Technically, this recipe should be called “baked apples” or “baked stuffed apples,” but really . . . what we’re doing here is rescuing some apples that were going bad. It makes me sad to lose any fresh produce. But first, a little bit about the French.
I remember hearing a story once, which may or may not have involved my Great-Grandpa Harvey LaMonte, in which a French cook was asked why he was so scornful of American cooks. He answered, “Because Americans BUY their bread crumbs.”
Harvey, whether he was the subject of this interview or not, was a great believer in what I call “life cycle” cooking. On a particular day of each week, he’d bake a bunch of bread. After the first day or so of ideal freshness had passed, he was making toasted sandwiches and French toast out of it. By the end of the week, he’d cube it up to bake and season some croutons, and then swept the crumbs into a bag to

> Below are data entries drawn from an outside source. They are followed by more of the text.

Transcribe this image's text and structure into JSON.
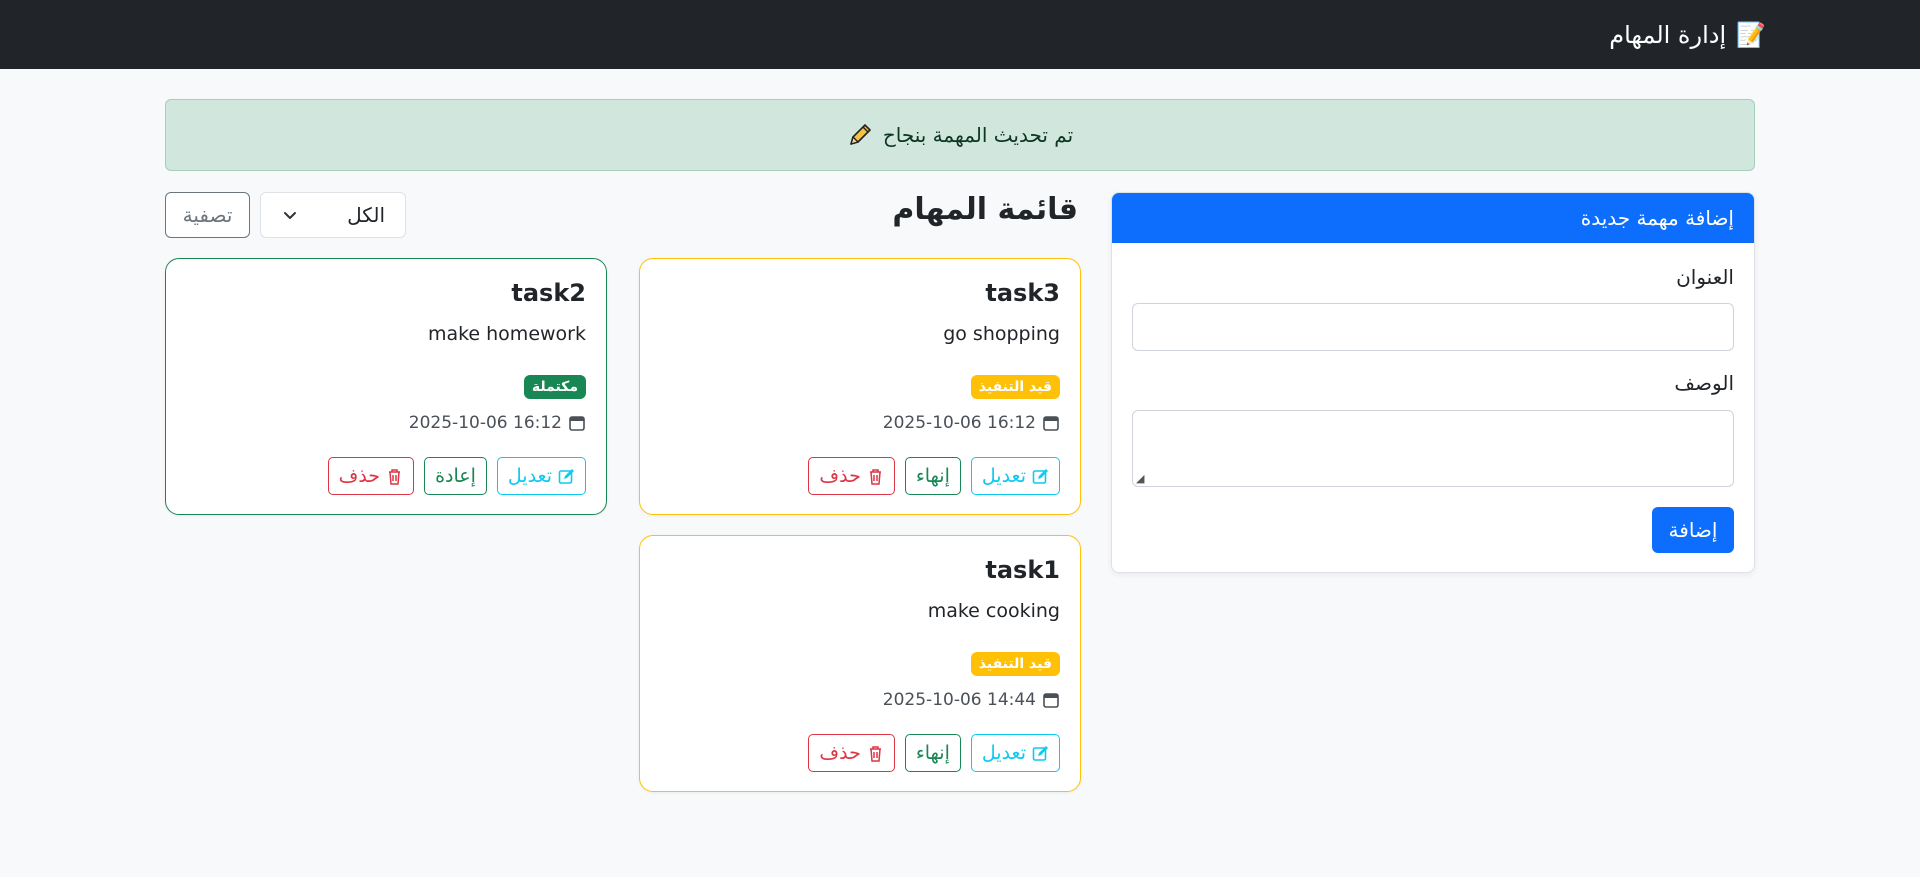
{
  "navbar": {
    "title": "إدارة المهام",
    "icon": "memo-icon"
  },
  "alert": {
    "message": "تم تحديث المهمة بنجاح",
    "icon": "pencil-icon"
  },
  "add_form": {
    "header": "إضافة مهمة جديدة",
    "title_label": "العنوان",
    "title_value": "",
    "description_label": "الوصف",
    "description_value": "",
    "submit_label": "إضافة"
  },
  "list": {
    "title": "قائمة المهام",
    "filter_value": "الكل",
    "filter_button": "تصفية"
  },
  "tasks": [
    {
      "title": "task3",
      "description": "go shopping",
      "status": "قيد التنفيذ",
      "date": "2025-10-06 16:12",
      "edit_label": "تعديل",
      "toggle_label": "إنهاء",
      "delete_label": "حذف"
    },
    {
      "title": "task2",
      "description": "make homework",
      "status": "مكتملة",
      "date": "2025-10-06 16:12",
      "edit_label": "تعديل",
      "toggle_label": "إعادة",
      "delete_label": "حذف"
    },
    {
      "title": "task1",
      "description": "make cooking",
      "status": "قيد التنفيذ",
      "date": "2025-10-06 14:44",
      "edit_label": "تعديل",
      "toggle_label": "إنهاء",
      "delete_label": "حذف"
    }
  ],
  "colors": {
    "navbar": "#212529",
    "primary": "#0d6efd",
    "success": "#198754",
    "warning": "#ffc107",
    "danger": "#dc3545",
    "info": "#0dcaf0"
  }
}
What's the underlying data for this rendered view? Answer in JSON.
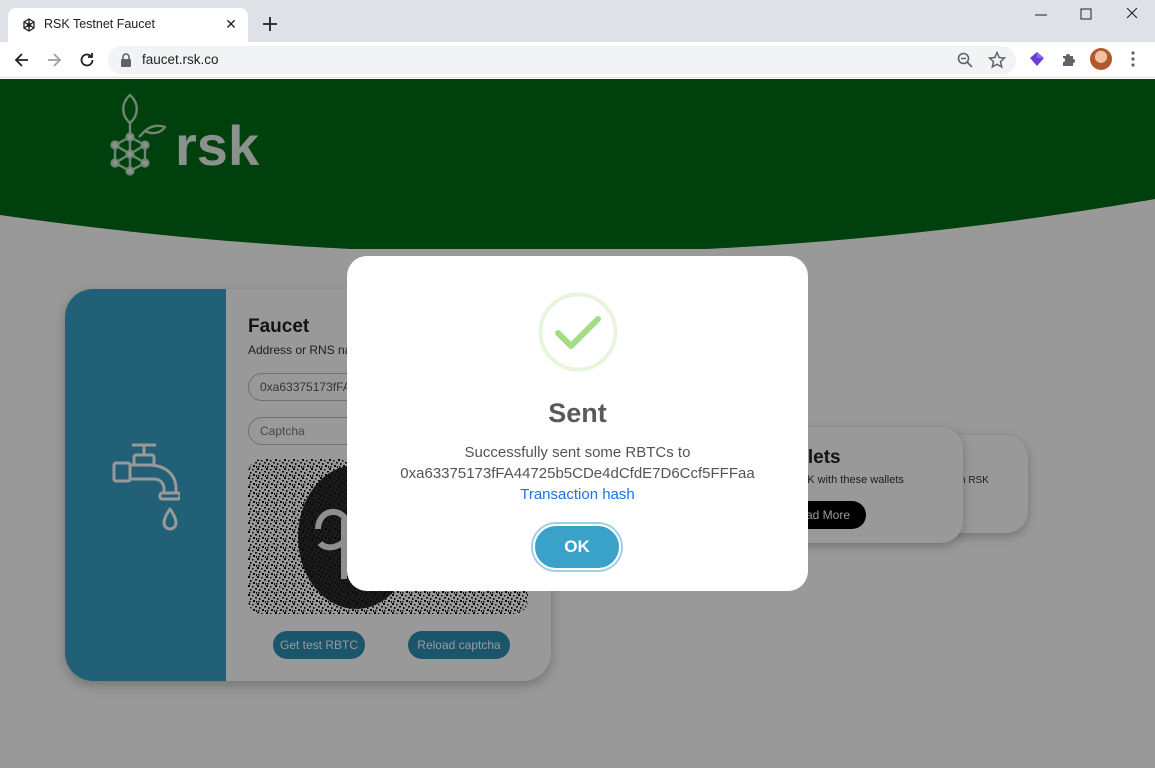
{
  "browser": {
    "tab_title": "RSK Testnet Faucet",
    "tab_close": "✕",
    "url": "faucet.rsk.co"
  },
  "faucet": {
    "title": "Faucet",
    "subtitle": "Address or RNS na",
    "address_value": "0xa63375173fFA4",
    "captcha_placeholder": "Captcha",
    "get_button": "Get test RBTC",
    "reload_button": "Reload captcha"
  },
  "wallets": {
    "title": "allets",
    "subtitle": "RSK with these wallets",
    "read_more": "ad More",
    "back_card_snippet": "n RSK"
  },
  "modal": {
    "title": "Sent",
    "message": "Successfully sent some RBTCs to",
    "address": "0xa63375173fFA44725b5CDe4dCfdE7D6Ccf5FFFaa",
    "link": "Transaction hash",
    "ok_button": "OK"
  },
  "colors": {
    "brand_green": "#006b15",
    "accent_blue": "#3aa1c9",
    "success_green": "#a5dc86"
  }
}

freeze until it was needed. The idea of *buying* breadcrumbs was ridiculous to him.
Now, I admit that I buy breadcrumbs. We go through a lot of bread, but we don’t bake it fresh . . . and we seldom have bread go unused such that it gets stale for any of these other recipes. But I still like to use things rather than have them go bad.
Back to the present moment. It was a quiet evening and I was still bustling with domestic creativity, being in the midst of baking for gifts and such, when I notice the apples languishing on my table, which happened to be Red Delicious (which nobody really likes as eating apples around here, so I can’t be 100% surprised). I don’t
want to *make* people eat them, but I don’t want them to go bad. Answer: BAKED APPLES.
I’ll warn you now: This is not a pretty recipe. (I don’t know how food photographers make ’em look good.) But they’re YUMMY, I promise you. Making them isn’t so much a recipe as a formula, so you can make them a little bit differently every time if you like. The idea is to have some depth of flavor with the brown sugar (which I’d recommend over white sugar every time for this dish), some sweet/tart contrast from the dried fruit, and some crunch with the oats or even some chopped nuts. Once, we totally forgot to add the nutmeg and cinnamon, and everything turned out just fine without those, so REALLY. Don’t overthink this. Here’s how we did it last week:
- Four apples. If you’ve got a choice, a crisper “meat” (like Granny Smith or MacIntosh) will bake better, but the recipe is great for salvaging the taste of not-so-great apples that happen to be past their prime, so there’s no need to be picky. Unless you’re French.
- That’s on you.
- 1 Tbsp lemon juice
- ¾ cup brown sugar
- ¼ cup rolled oats (even instant oatmeal mix will work, in a pinch)
- ¼ tsp nutmeg
- 1 tsp cinnamon
- ¼ cup chopped dried cranberries (but you can use raisins if you like, or nothing)
- ¼ cup chopped nuts (if you like them, which I don’t)
- 4 Tbsp butter (actual, unsalted butter)
Line a baking dish with foil. OMG don’t forget this step or clean-up will be a real bear. Wash and core your apples, making sure to leave enough of the bottom that the juices won’t just run straight through. If you accidentally go too deep, then plug up the bottom with some balled-up aluminum foil. (Just remember to take that bit out before serving!) Sprinkle the apples with lemon juice.
In a mixing bowl, combine the dry ingredients. Portion out and stuff those apples until they can’t take any more, plus a bit on top. Finish each apple with a little “hat” of butter shoved into place. Bake at 350 degrees for about 20 minutes. After letting them sit for a few minutes, serve with ice cream or whipped cream or caramel. Keep napkins handy and enjoy!